The Watford Observer is delighted to team up with Three Rivers Museum for a series that will remind readers of some of the people who, often now forgotten, made an impact on how their neighbours lived and worked. The next in the series is a plumber and businessman who is fondly remembered.

Drawing on research undertaken by John Pearson, museum chairman Fabian Hiscock said: "Stephen Beeson was born in 1845, the son of a baker at Chenies. Trained as a plumber, he had a number of related skills including ‘bell hanger’, but when he set up his business in 1870 it was a hardware store. First in the High Street and then, from 1887, in Church Street, on the corner of Talbot Road in which he and his family lived. It grew to become a large homeware and hardware store, engineering business and builders.

Watford Observer:

Stephen and Mary Beeson in about 1900    

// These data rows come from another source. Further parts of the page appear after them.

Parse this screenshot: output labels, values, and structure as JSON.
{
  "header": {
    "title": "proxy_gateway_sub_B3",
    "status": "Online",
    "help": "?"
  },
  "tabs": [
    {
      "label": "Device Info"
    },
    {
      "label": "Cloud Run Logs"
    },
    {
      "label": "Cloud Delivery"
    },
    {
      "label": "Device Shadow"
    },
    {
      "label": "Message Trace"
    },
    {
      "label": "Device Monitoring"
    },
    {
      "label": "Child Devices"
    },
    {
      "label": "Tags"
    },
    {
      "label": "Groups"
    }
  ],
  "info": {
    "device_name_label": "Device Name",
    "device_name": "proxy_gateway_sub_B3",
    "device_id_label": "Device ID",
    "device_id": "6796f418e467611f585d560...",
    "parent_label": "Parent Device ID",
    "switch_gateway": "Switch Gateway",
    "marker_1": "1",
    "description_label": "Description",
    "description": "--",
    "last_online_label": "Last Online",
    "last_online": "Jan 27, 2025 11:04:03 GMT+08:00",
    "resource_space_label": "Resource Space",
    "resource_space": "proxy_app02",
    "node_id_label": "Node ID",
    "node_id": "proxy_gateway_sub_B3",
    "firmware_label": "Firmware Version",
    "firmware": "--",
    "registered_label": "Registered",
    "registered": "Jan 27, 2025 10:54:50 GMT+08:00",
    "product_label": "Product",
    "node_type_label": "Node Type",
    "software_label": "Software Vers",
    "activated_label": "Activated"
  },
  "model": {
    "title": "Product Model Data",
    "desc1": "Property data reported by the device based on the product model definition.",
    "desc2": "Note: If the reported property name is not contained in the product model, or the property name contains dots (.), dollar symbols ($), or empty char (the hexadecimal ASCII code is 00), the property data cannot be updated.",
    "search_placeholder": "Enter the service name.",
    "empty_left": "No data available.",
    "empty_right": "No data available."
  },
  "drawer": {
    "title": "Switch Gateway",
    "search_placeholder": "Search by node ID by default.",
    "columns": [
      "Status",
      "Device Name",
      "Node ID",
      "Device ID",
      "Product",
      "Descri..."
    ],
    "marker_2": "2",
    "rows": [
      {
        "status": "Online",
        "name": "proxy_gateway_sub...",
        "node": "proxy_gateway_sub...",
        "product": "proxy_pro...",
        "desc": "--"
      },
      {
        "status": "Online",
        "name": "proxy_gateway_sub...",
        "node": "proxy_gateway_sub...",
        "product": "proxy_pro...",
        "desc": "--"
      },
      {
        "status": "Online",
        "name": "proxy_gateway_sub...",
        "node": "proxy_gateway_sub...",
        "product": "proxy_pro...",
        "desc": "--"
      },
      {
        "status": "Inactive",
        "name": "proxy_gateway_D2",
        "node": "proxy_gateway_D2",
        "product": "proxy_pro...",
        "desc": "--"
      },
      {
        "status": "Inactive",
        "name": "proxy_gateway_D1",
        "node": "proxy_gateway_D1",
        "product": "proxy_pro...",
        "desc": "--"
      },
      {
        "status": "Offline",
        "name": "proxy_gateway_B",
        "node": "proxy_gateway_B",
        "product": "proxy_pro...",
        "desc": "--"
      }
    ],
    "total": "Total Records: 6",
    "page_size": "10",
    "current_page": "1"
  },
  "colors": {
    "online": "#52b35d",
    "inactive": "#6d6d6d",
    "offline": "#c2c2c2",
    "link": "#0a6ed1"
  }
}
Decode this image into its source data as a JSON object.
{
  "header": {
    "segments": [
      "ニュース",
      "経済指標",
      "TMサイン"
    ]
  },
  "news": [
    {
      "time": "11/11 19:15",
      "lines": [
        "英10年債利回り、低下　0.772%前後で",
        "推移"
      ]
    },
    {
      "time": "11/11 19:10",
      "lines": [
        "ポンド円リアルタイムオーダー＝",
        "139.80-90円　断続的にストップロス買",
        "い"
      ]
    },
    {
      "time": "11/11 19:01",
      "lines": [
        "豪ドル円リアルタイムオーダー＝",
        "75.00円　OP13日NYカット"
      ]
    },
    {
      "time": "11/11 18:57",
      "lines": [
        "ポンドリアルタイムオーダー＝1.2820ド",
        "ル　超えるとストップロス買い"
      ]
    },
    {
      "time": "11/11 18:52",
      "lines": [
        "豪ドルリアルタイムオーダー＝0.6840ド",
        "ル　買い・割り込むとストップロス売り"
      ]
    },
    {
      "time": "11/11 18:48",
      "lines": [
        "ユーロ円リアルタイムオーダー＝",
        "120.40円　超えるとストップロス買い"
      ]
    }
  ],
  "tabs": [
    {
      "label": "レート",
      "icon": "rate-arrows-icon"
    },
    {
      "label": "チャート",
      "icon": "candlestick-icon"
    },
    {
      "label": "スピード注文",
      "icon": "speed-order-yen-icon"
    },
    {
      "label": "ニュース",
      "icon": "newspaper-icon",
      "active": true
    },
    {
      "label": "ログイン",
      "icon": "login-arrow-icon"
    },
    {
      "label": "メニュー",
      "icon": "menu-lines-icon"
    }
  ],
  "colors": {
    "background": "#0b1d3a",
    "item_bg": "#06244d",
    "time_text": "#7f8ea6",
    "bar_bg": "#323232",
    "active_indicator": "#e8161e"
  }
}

"Like most of his contemporaries, Stephen played his full part in the life of the town. He was a churchwarden of St Mary’s, an overseer of the poor in the Union Workhouse in Watford (he also held for a while the contract for the burials there), an early active member of the town’s Voluntary Fire Brigade (to be followed by at least one of his sons), and a ‘foundation manager’ of the Boy’s National School.

Watford Observer:

Beesons shop in 1895 on the corner of Church Street and Talbot Road

"The developing firm passed to the management of his sons, but not before the extended shop was offering in 1894 ‘furniture, bedsteads and bedding’ – ‘Beesons Yard’ in Bury Lane dates from about this time. As engineers they also supplied mechanisms to the makers of the first revolving doors and for an undulating floor ‘amusement ride’ - the breadth of the business was considerable, including the supply of sanitary ware (just as the new sewage system came to most of the houses of the area) and ironware fittings to the boatbuilders Walker Brothers.

Watford Observer:

A Beeson’s advertisement of about 1890, probably from the Watford Observer

"Stephen Beeson, who died in 1914, is a fine example of the local tradesman who established a simple business and then expanded it to become a significant supplier to a wide area. The family (Stephen’s wife Mary played an important role in the firm) also shows how closely business people worked at that time: two of their daughters married brothers of Harry Walker, although not those involved in ‘Walker’s of Ricky’.

Watford Observer:

Inside the shop in the 1960s. Mr Archie Strickland, the manager. Picture: Three Rivers Museum Collection 

"The firm declined in the 1960s and closed in 1970, but not before many local people had worked, and indeed been trained, there. Stephen Beeson’s name is well and fondly remembered."

Three Rivers Museum has now re-opened following a significant refurbishment – details are on their website